You can have one without the other
Is intelligence or wisdom more useful?
Wisdom is not measured in utils. It is NOT a lot of things, as it pertains in all ways to the limits circumscribed by sacred NOs to the infinite pleas and demands of men. People, who feel too often more useless than they want to, don’t like to be told no.
These experiences of confinement on this side of uselessness open a door to fear, a more than natural fear definitive of our given lives. “Fear of God is the beginning of wisdom”—even Jesus does not teach to pray that God be our friend or even our use-maker but that He forgive us for crossing, as always we do, his sacred No. accepting this relationship is our sacred Yes.
But God’s NOs and those of wisdom are in fact quite parsimonious. And the affirmative commandments are too, in a certain reading: love God and love your neighbor as you would love yourself. This leaves room for a superabundant field of knowledge, a most useful thing—divinely so—indeed.
-James Poulos, executive editor of The American Mind
-David Bahr, managing editor of The American Mind
Wisdom has an interesting and underrated characteristic: you can borrow it from other people. Intelligence is by definition a capacity that you have—the extent to which it may be developed and cultivated is one thing, but in itself it is a faculty that you possess in some large or small measure to use at your own will, like a singing voice or a talent for cooking. Faced with a math problem or a logic puzzle, for example, the essential test of your intelligence is how effectively you, and no one else, can figure it out.
But wisdom can be sought from others, taken, accepted, and applied whether one can personally see the sense of it or not. The willingness to do this seeking and accepting is in fact itself one of the rudiments of wisdom: “be not wise in your own understanding.” There’s a reason why Proverbs, the Bible’s essential book of wisdom, is framed as a series of instructions from father to son—“listen to a father’s instruction / pay attention and get understanding / I give you sound learning / so do not forsake my teaching.”
And again: “the beginning of wisdom is this: Get wisdom. / Though it cost all you have, get understanding.” Paradoxically, the essence of being wise is to perceive one’s own lack of wisdom and to feel its want acutely. As the Scripture succinctly illustrates, this longing for wisdom comes with a recognition of it in others, and a willingness to submit to their instruction as superior to one’s own judgment.

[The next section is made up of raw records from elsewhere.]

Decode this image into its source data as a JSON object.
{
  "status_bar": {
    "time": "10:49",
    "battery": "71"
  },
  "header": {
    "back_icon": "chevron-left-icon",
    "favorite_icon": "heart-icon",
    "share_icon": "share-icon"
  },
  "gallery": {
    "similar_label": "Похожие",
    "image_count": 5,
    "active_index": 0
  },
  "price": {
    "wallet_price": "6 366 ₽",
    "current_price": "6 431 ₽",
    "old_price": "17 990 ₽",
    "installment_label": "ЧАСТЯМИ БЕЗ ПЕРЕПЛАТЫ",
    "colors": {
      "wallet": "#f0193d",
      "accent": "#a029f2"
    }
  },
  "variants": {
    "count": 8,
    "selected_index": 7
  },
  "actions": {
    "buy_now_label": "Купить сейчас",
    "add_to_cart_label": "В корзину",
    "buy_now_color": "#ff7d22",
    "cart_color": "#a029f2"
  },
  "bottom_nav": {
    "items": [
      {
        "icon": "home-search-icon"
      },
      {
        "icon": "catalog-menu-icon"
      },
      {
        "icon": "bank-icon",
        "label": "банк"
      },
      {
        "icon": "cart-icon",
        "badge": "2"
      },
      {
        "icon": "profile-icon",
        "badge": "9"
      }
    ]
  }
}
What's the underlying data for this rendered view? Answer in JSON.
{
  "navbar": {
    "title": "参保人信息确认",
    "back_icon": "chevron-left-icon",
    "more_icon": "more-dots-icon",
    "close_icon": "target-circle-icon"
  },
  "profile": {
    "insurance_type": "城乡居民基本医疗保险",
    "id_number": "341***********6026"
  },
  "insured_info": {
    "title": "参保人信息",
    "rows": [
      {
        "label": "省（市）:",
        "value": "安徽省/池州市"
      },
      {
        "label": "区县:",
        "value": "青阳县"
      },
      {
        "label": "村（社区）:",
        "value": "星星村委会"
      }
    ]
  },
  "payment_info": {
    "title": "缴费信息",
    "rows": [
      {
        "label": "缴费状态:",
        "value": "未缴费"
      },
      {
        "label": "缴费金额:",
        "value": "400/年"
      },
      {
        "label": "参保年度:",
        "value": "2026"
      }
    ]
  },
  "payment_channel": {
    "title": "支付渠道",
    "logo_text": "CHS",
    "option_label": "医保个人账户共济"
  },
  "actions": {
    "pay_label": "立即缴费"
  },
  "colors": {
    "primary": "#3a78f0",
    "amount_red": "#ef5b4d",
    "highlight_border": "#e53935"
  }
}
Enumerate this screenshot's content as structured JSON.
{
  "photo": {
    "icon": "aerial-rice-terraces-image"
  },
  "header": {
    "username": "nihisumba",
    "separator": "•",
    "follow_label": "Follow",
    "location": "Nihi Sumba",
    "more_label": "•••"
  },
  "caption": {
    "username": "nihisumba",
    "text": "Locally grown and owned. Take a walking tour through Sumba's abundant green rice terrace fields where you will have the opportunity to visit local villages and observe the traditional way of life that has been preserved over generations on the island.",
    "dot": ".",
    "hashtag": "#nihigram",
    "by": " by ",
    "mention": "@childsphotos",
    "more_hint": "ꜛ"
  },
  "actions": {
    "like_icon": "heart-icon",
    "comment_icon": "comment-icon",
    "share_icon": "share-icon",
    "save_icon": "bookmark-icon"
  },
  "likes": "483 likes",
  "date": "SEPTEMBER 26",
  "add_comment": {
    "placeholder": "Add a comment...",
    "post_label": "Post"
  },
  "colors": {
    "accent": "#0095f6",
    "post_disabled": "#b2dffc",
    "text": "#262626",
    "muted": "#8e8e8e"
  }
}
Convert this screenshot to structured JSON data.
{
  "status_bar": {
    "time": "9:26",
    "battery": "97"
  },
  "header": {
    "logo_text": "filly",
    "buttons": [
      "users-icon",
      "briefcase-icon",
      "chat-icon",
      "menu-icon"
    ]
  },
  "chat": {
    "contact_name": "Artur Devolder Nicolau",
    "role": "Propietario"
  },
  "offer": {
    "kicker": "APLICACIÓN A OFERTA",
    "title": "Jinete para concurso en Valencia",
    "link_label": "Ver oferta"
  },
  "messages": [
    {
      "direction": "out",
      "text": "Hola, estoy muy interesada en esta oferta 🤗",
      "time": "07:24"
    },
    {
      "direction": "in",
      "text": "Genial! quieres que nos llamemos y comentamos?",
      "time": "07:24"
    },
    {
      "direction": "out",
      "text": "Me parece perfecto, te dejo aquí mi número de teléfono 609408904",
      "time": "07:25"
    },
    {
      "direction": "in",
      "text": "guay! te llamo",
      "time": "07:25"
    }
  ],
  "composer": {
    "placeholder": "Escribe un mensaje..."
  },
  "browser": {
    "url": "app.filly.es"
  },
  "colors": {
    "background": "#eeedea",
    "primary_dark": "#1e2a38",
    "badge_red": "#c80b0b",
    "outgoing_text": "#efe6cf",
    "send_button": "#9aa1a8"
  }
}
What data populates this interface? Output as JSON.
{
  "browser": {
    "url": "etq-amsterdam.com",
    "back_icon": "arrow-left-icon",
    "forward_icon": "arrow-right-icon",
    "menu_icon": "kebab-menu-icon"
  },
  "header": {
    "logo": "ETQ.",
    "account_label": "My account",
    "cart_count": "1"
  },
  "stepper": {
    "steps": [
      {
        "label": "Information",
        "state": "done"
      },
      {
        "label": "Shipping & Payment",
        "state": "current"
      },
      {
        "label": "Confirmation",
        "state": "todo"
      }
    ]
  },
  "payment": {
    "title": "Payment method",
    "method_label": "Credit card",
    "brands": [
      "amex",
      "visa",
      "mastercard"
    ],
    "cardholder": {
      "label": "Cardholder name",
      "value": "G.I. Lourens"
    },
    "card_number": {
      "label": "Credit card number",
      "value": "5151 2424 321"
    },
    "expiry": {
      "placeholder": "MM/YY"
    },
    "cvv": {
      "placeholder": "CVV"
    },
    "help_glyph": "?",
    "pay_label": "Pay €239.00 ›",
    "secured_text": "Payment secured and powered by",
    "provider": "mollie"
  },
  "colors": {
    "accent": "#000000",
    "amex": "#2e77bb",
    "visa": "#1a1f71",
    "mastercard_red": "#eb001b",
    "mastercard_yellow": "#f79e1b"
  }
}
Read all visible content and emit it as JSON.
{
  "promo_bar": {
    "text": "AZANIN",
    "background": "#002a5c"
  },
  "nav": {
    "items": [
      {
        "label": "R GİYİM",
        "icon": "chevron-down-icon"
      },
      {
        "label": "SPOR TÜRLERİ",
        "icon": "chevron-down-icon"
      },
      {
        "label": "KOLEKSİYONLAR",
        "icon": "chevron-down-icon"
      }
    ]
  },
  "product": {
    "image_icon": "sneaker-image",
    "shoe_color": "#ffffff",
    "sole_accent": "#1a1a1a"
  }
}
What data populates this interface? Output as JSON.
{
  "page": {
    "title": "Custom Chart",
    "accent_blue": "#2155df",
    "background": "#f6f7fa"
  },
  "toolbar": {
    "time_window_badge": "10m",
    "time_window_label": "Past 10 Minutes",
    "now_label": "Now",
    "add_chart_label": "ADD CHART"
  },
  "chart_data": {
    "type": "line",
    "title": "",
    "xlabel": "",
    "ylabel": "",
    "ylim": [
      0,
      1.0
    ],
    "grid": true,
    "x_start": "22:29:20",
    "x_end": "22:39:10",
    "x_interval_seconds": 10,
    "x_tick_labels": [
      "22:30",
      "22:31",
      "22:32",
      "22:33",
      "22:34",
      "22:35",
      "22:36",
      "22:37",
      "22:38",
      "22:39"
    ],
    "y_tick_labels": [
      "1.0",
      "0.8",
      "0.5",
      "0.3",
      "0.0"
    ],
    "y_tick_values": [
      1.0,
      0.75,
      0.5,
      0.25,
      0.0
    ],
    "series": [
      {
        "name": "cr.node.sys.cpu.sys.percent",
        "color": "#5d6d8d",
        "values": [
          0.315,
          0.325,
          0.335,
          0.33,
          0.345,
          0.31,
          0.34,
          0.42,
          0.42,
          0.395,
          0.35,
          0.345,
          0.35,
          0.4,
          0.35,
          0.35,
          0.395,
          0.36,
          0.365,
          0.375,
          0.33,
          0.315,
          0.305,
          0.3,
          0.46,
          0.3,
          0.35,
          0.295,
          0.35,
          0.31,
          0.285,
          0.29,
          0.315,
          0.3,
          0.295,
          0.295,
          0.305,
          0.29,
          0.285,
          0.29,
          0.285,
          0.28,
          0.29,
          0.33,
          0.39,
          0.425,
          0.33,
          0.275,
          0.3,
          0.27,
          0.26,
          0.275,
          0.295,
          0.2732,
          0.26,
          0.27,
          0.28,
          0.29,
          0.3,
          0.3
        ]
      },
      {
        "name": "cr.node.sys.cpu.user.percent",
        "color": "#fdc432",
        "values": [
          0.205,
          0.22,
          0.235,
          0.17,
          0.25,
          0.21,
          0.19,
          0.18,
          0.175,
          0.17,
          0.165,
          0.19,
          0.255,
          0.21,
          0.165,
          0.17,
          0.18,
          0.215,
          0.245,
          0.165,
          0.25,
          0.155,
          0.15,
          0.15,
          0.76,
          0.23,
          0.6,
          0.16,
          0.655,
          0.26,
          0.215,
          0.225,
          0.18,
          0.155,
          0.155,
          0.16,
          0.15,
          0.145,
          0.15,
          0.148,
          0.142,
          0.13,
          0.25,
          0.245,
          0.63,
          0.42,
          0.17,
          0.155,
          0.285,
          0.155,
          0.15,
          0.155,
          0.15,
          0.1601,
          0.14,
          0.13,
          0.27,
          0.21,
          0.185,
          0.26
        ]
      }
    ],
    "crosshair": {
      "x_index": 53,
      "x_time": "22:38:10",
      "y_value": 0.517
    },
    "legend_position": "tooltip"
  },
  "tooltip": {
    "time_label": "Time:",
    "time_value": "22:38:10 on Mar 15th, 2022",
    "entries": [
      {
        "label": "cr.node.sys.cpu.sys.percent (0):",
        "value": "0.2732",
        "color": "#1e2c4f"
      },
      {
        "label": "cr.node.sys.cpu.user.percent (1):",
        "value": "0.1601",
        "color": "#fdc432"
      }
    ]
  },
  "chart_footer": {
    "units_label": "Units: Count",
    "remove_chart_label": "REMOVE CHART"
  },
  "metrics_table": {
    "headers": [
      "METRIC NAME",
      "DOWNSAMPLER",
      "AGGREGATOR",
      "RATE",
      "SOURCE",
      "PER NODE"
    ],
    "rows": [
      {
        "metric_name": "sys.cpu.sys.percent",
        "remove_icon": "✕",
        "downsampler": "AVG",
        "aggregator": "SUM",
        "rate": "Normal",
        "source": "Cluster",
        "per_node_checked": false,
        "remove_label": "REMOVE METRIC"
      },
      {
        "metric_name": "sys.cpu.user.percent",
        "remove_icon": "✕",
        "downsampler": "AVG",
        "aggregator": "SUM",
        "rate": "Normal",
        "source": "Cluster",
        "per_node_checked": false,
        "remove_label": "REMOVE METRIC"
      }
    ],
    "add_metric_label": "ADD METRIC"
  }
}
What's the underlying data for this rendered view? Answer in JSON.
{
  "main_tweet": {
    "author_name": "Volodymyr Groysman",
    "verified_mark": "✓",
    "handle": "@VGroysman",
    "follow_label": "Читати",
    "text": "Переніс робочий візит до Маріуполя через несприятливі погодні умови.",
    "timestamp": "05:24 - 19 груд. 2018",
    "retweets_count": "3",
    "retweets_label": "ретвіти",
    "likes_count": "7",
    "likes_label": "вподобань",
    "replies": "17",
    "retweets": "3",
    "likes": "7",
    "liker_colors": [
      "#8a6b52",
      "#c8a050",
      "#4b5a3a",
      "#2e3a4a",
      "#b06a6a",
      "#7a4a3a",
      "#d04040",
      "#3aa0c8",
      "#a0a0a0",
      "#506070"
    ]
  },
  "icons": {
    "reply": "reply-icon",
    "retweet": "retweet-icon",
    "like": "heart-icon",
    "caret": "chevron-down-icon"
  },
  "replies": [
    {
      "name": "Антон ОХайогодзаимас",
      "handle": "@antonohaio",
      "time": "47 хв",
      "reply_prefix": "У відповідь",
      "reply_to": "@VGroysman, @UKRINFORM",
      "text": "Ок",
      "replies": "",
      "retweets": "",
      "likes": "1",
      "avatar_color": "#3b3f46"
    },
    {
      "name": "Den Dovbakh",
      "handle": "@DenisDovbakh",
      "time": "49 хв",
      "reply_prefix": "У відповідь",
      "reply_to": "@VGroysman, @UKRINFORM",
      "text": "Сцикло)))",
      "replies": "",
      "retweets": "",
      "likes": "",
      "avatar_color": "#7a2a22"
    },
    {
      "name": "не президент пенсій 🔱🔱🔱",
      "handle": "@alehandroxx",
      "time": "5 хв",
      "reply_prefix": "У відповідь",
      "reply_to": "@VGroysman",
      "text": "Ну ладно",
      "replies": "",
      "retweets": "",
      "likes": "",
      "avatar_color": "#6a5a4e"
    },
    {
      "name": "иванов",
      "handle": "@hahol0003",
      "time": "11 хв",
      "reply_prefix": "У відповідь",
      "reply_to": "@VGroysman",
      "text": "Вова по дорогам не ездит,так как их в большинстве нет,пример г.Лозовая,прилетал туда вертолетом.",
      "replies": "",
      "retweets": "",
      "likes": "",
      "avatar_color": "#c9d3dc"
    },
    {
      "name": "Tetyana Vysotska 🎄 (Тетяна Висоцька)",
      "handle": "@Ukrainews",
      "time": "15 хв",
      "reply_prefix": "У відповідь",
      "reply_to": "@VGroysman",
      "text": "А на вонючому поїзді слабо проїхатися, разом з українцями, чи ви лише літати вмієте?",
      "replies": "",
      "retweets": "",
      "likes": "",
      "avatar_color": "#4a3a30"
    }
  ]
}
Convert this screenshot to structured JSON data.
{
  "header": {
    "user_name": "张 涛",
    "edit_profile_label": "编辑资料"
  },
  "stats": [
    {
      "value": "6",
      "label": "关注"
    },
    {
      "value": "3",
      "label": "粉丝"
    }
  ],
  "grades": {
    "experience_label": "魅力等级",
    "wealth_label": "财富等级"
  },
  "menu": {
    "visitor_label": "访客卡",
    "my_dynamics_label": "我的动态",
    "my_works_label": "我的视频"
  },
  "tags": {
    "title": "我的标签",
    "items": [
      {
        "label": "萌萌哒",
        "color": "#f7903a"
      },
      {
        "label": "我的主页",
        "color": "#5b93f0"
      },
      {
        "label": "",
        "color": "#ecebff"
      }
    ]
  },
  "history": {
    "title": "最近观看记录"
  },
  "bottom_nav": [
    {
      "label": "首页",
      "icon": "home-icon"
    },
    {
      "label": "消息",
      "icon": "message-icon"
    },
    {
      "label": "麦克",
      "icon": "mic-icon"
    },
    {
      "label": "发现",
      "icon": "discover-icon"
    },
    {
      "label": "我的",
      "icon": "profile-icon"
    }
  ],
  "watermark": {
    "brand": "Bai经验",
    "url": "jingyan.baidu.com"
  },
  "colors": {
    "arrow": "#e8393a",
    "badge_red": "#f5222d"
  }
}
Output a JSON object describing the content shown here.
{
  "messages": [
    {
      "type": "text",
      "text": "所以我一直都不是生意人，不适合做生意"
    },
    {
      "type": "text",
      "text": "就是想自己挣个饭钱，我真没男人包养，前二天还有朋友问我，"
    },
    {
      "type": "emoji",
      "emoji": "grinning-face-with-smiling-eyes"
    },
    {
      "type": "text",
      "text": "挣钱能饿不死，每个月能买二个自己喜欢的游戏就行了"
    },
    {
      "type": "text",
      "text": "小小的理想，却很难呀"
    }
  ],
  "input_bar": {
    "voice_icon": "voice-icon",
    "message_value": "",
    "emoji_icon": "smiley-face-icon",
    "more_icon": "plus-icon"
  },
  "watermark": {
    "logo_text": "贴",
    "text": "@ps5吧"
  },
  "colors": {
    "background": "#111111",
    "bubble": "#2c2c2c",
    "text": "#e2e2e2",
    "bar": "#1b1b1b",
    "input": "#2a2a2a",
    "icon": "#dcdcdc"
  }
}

Thus it is no contradiction to say that the beginning of wisdom is also “fear of the Lord,” which means accepting and confessing that there will always, for your whole eternal life, be a consciousness higher than yourself from whom you must accept instruction. This is kind of a pain in the ass and involves daily self-discipline. But like all self-discipline, the annoyance of it is immeasurably outweighed by the vast riches it produces. Hence wisdom is far and away more valuable than intelligence: the source of the former is infinite, and its resources are therefore by necessity greater than those of your own measly intelligence. Seek wisdom, then, at any cost—and be not wise in your own understanding, ya schmuck.
-Spencer Klavan, associate editor of The American Mind